Not a by-election, not a mayoral race nor even one of those exciting composite motions at the TUC, but the imagining of the wilds of Mirkwood. Yes, Mirkwood, across The misty mountains of middle earth, with Bilbo Baggins, Gandalf and thirteen dwarfs, led by Thorin Oakenshield. I really, really cannot wait to see what Peter Jackson has made of this children’s classic.
From December the thirteenth, we will finally get to see if the waiting has been worth it. The production has been fraught with controversy, from Gulliermo del Toro being in, then out, to accusations of animal cruelty, to taking a pretty slim book and expanding it into three full-length feature films.
On top of this, the Conservative New Zealand government drove a horse and cart through workers rights to enable Warner Brothers and New Line to pay actors and extras below scale. From the outside, it has sometimes looked like a production doomed to failure, and what with the anti-union practices and threats, a deserved one at that.
Yet we all watched the Olympics, knowing full well that the companies who built the stadia were engaged in blacklisting health and safety reps, that the founder of the modern games was a proto-fascist who admired and applauded Hitler in 1936. All I will do is cut the films and Jackson a little slack.
JRR Tolkien, born in South Africa at the high point of empire, grew up in the midlands. He was deeply scarred by the Great War, losing almost all of his closest friends. His love of language and saga led to a career in medieval philology, and he was also driven by his disgust at creeping industrialisation and modernity.
Today most of us find Peter Hitchens pretty reactionary when he declares that the country has gone downhill since 1914, for Tolkien, history took a wrong turn for England in 1066. It was his frustration at the seeming lack of Anglo Saxon literature in comparison to its Nordic, Finnish and Germanic counterparts that led first to his creation of languages and then the writing of tales like the Hobbit and the Lord Of The Rings.
It is true that Tolkien was a catholic, Franco-supporting reactionary, yet he also opposed the race politics of apartheid and refused publication of his works in Nazi Germany after being asked if he was “aryan”. Revolted by Stalin, he still clearly stated that neither the Hobbit nor Lord of The Rings were any kind of allegory for world, or indeed British, politics during his lifetime.
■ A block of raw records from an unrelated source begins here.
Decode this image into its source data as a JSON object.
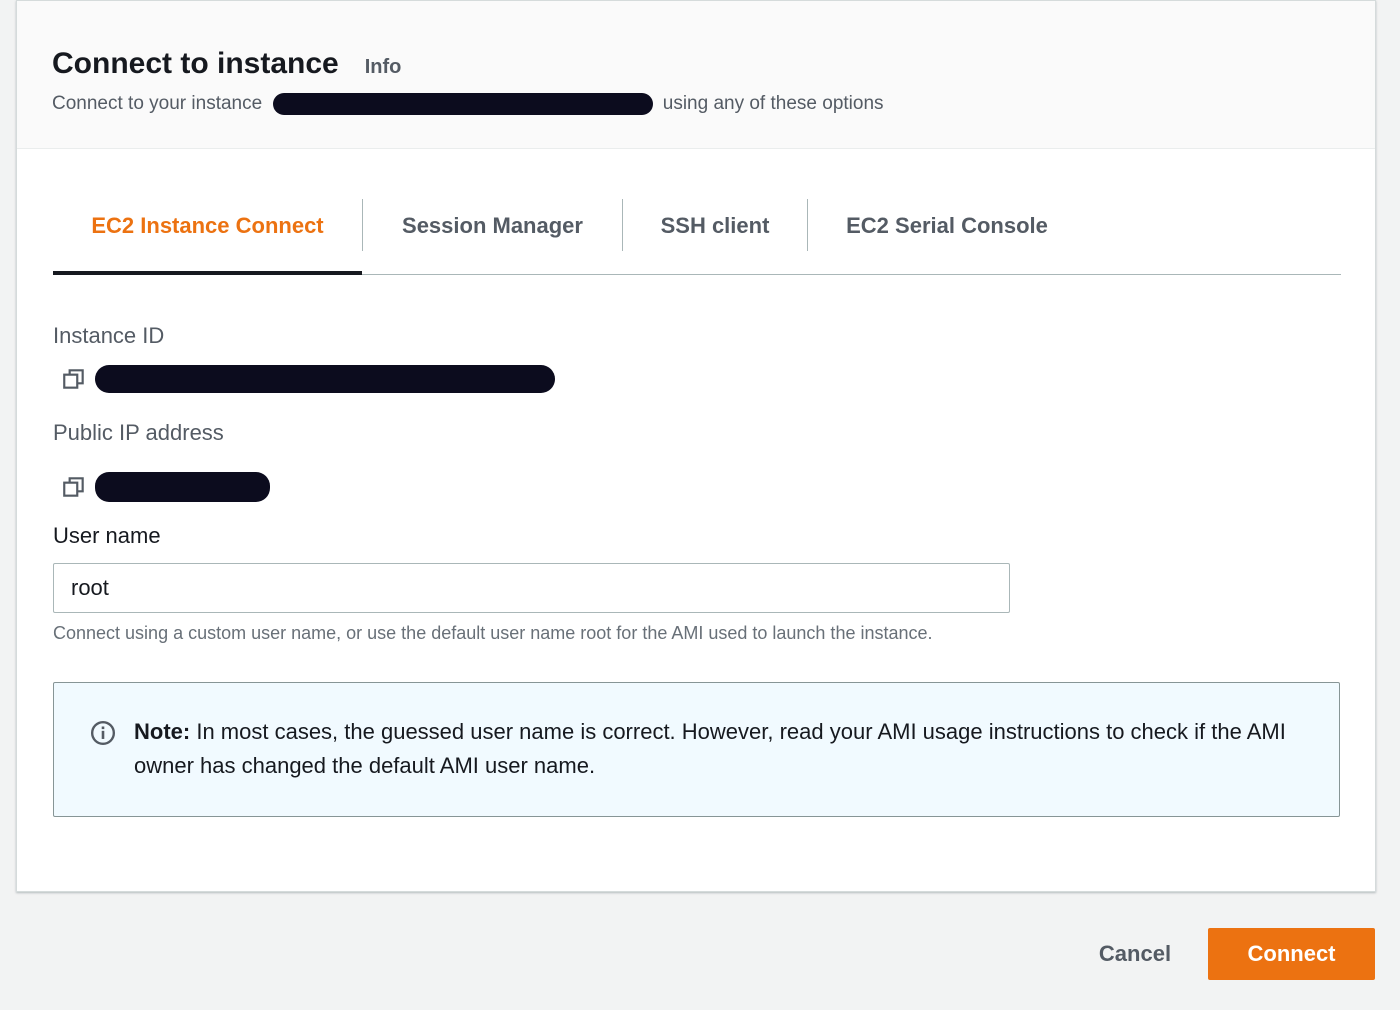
{
  "header": {
    "title": "Connect to instance",
    "info_label": "Info",
    "subtitle_prefix": "Connect to your instance",
    "subtitle_suffix": "using any of these options"
  },
  "tabs": [
    {
      "label": "EC2 Instance Connect",
      "active": true
    },
    {
      "label": "Session Manager",
      "active": false
    },
    {
      "label": "SSH client",
      "active": false
    },
    {
      "label": "EC2 Serial Console",
      "active": false
    }
  ],
  "fields": {
    "instance_id_label": "Instance ID",
    "public_ip_label": "Public IP address"
  },
  "username": {
    "label": "User name",
    "value": "root",
    "help": "Connect using a custom user name, or use the default user name root for the AMI used to launch the instance."
  },
  "alert": {
    "title": "Note:",
    "body": "In most cases, the guessed user name is correct. However, read your AMI usage instructions to check if the AMI owner has changed the default AMI user name."
  },
  "footer": {
    "cancel_label": "Cancel",
    "connect_label": "Connect"
  },
  "colors": {
    "accent": "#ec7211",
    "text": "#16191f",
    "secondary": "#545b64",
    "alert_bg": "#f1faff"
  },
  "icons": {
    "copy": "copy-icon",
    "info": "info-circle-icon"
  }
}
His love of countryside and tradition would make him at best a very uneasy Tory today, with the coalition’s attempt to sell off the forests and bonfire of planning regulations for the greenbelt.
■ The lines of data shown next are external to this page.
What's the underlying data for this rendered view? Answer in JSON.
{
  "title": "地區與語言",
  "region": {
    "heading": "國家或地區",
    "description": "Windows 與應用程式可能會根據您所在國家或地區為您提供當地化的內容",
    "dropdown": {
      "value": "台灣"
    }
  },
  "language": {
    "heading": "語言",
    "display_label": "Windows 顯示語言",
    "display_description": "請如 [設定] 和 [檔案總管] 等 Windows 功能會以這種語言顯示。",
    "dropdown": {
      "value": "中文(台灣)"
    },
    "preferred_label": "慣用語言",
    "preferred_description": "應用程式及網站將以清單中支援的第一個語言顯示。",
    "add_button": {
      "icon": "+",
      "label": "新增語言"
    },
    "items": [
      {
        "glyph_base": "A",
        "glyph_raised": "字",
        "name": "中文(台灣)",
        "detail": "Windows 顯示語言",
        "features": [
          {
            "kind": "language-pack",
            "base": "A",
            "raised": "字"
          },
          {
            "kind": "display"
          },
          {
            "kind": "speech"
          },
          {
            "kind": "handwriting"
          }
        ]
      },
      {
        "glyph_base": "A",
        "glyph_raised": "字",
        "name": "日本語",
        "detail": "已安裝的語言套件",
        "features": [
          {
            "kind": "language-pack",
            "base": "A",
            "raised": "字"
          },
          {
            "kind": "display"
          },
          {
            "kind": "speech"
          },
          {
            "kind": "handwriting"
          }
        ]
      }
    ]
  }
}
Tolkien was highly influenced, both in style and subject, by that other great technophobe, the hirsute Marxist polymath William Morris and the arts & crafts movement. Tolkien’s shire perhaps encapsulates not only his, but a fairly common, idealistic vision of England – in his case very much like west midlands and Oxfordshire of his early and academic life.
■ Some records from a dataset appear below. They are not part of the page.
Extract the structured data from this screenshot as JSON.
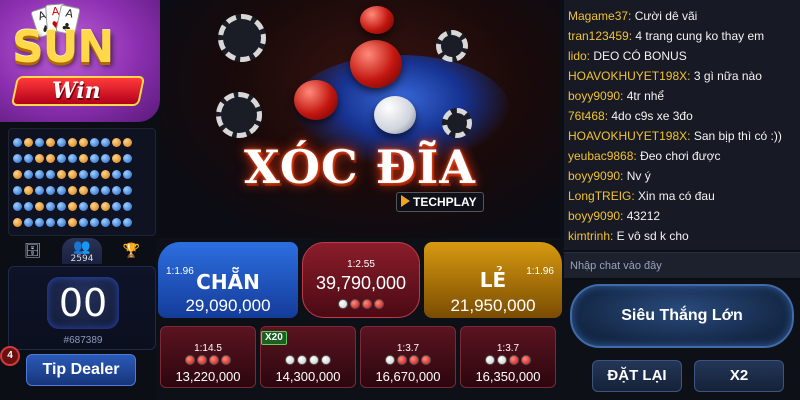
{
  "logo": {
    "brand": "SUN",
    "sub": "Win"
  },
  "colors": {
    "chan": "#2d6fe0",
    "le": "#d79a10",
    "mid": "#8a1d2a",
    "side": "#5a1420",
    "username": "#f2c230"
  },
  "history": {
    "rows": [
      [
        "b",
        "o",
        "b",
        "o",
        "b",
        "o",
        "o",
        "b",
        "b",
        "o",
        "o"
      ],
      [
        "b",
        "b",
        "o",
        "o",
        "b",
        "b",
        "o",
        "b",
        "b",
        "o",
        "b"
      ],
      [
        "o",
        "b",
        "b",
        "b",
        "o",
        "o",
        "b",
        "b",
        "o",
        "b",
        "b"
      ],
      [
        "b",
        "o",
        "b",
        "b",
        "b",
        "o",
        "o",
        "b",
        "b",
        "b",
        "b"
      ],
      [
        "b",
        "b",
        "o",
        "b",
        "b",
        "o",
        "b",
        "o",
        "o",
        "b",
        "b"
      ],
      [
        "o",
        "b",
        "b",
        "b",
        "b",
        "o",
        "b",
        "b",
        "b",
        "b",
        "b"
      ]
    ]
  },
  "tabs": {
    "players_count": "2594"
  },
  "timer": {
    "value": "00",
    "session": "#687389"
  },
  "level": "4",
  "tip_button": "Tip Dealer",
  "hero": {
    "title": "XÓC ĐĨA",
    "provider": "TECHPLAY"
  },
  "bets": {
    "chan": {
      "name": "CHẴN",
      "odds": "1:1.96",
      "amount": "29,090,000"
    },
    "mid": {
      "odds": "1:2.55",
      "amount": "39,790,000",
      "dots": [
        "w",
        "r",
        "r",
        "r"
      ]
    },
    "le": {
      "name": "LẺ",
      "odds": "1:1.96",
      "amount": "21,950,000"
    },
    "side": [
      {
        "odds": "1:14.5",
        "dots": [
          "r",
          "r",
          "r",
          "r"
        ],
        "amount": "13,220,000"
      },
      {
        "badge": "X20",
        "odds": "",
        "dots": [
          "w",
          "w",
          "w",
          "w"
        ],
        "amount": "14,300,000"
      },
      {
        "odds": "1:3.7",
        "dots": [
          "w",
          "r",
          "r",
          "r"
        ],
        "amount": "16,670,000"
      },
      {
        "odds": "1:3.7",
        "dots": [
          "w",
          "w",
          "r",
          "r"
        ],
        "amount": "16,350,000"
      }
    ]
  },
  "chat": {
    "messages": [
      {
        "user": "Magame37:",
        "text": " Cười dê vãi"
      },
      {
        "user": "tran123459:",
        "text": " 4 trang cung ko thay em"
      },
      {
        "user": "lido:",
        "text": " DEO CÓ BONUS"
      },
      {
        "user": "HOAVOKHUYET198X:",
        "text": " 3 gì nữa nào"
      },
      {
        "user": "boyy9090:",
        "text": " 4tr nhể"
      },
      {
        "user": "76t468:",
        "text": " 4do c9s xe 3đo"
      },
      {
        "user": "HOAVOKHUYET198X:",
        "text": " San bịp thì có :))"
      },
      {
        "user": "yeubac9868:",
        "text": " Đeo chơi được"
      },
      {
        "user": "boyy9090:",
        "text": " Nv ý"
      },
      {
        "user": "LongTREIG:",
        "text": " Xin ma có đau"
      },
      {
        "user": "boyy9090:",
        "text": " 43212"
      },
      {
        "user": "kimtrinh:",
        "text": " E vô sd k cho"
      }
    ],
    "placeholder": "Nhập chat vào đây"
  },
  "controls": {
    "big_win": "Siêu Thắng Lớn",
    "reset": "ĐẶT LẠI",
    "double": "X2"
  }
}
It has certainly pleased generations of children and adults alike. The shire is a paternalistic, small “c” conservative paradise, one in which both AE Houseman and retired (John) Majors across the home counties would feel comfortable. Everyone is happy because everyone knows their place (before you non-geeks scoff, how many of you are secretly addicted to Downton?) and rights and obligations flow freely both upwards and downwards.
It is a middle England before cars, before steam even, yet with a free, happy people. It is total nonsense, of course, but it is surprising how inspiring fantasy can be. Especially when you turn to the pamphlets and debates of the English revolution, with their assertion of ancient rights, or Tom Paine describing William the conqueror as some “French bastard”…
Essentially, The Hobbit is a high fantasy saga for children mirroring, in many ways, the old English tale of Beowulf. Bilbo Baggins begins an unexpected journey – one in which he changes from a self-satisfied, insular being into an unselfish, noble soul.
Ethically this is a thousand miles away from modern conservatives, with their emphasis on rugged individualism (still, that gives them Conan the Barbarian – lucky them). During the adventure he meets other races, has to learn co-operation with others (as do they with him) and learns much from outside his little corner of Middle Earth. The enemy, even more than Orcs, Wargs and Smaug the dragon, is what Smaug the magnificent represents – conceit and greed. For that reason alone it is still a book, and hopefully a film, to treasure.
Ian Stewart is a Labour party member and blogs at http://clemthegem.wordpress.com/